无处着陆：尹秀珍个展 Nowhere to Land – Yin Xiuzhen
2013.07.20–2013.09.28 佩斯北京| Pace Beijing
Pace Beijing, 798 Art District, Beijing
20 July – 28 September, 2013
— 文/ 李蔼德 (Edward Sanderson), 译/ 吴玉笛
The first works encountered upon entering Yin Xiuzhen’s current solo show at Pace Beijing are a series of paintings representing bursts of fireworks against a dark sky (Fireworks Series, 2012–2013). Each canvas is shaped as a geometric form, a hexagon, dodecahedron, etc. the deep edges of which are each coated in thick grey paint, building up in a ridge along the front surface of each piece.
It is perhaps significant that paintings serve as the introduction to this show, as Yin is better known for her installations incorporating elements made from stitched-together clothing. Turning the corner into a darkened room, a large structure shaped like a cut diamond sits on the floor (Black Hole 2010). The facets of the diamond are made from panels of black t-shirts, with the logos and symbols applied to the original items positioned centrally on each facet. These also have small gaps between them, through which light from an LED array inside the structure glows in ever-changing colours.
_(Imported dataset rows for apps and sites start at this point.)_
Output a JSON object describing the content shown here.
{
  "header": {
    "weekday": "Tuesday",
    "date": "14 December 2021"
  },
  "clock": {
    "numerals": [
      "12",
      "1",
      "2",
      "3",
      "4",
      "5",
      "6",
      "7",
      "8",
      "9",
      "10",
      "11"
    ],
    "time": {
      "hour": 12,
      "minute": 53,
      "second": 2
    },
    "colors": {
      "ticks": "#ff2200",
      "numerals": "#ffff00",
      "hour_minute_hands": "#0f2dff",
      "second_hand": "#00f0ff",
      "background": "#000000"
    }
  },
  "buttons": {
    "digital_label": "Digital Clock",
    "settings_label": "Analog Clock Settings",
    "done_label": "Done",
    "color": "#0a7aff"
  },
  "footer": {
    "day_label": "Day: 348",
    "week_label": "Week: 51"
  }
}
The forms Yin creates with the clothing retain their connection with the human body and hold the promise of some kind of narrative element through that connection. However, it must be said that at times the artist sets up unsubtle conjunctions between the perceived softness of the fabrics (which can be read as a feature of biological forms) and the hardness of another material. In Life-Raft (2013), a set of seat-like forms covered in yellow clothing elements, is supported by a structure of metal tubes. From the base of this piece multiple car exhaust pipes poke out, their highly polished chrome metal appears like jet propulsion system for this “raft.” A similar conjunction occurs to better effect in Nowhere to Land (2013), in which a full-size aircraft undercarriage is placed upside down on the gallery floor. On closer inspection its enormous wheel is also made from fabric, while the metal structure that supports it consists of pots and pans, in a convincing simulacrum of the original.
Hanging from the high ceiling of the gallery is the most poignant piece, Lonely Series (2010). A long tube of beige fabric, interspersed with protuberances made by gathering the material up into shapes resembling octopus suckers, stretches down. At the end of this, a single child’s shoe is attached, such that only its toe gently touches the ground. As the piece moves in the air currents in the gallery, this shoe traces lines in a dusting of sand on the floor beneath it. This piece in particular sees Yin Xiuzhen successfully marrying a subtlety of purpose with the poetically charged signature materials and forms.
Author: Edward Sanderson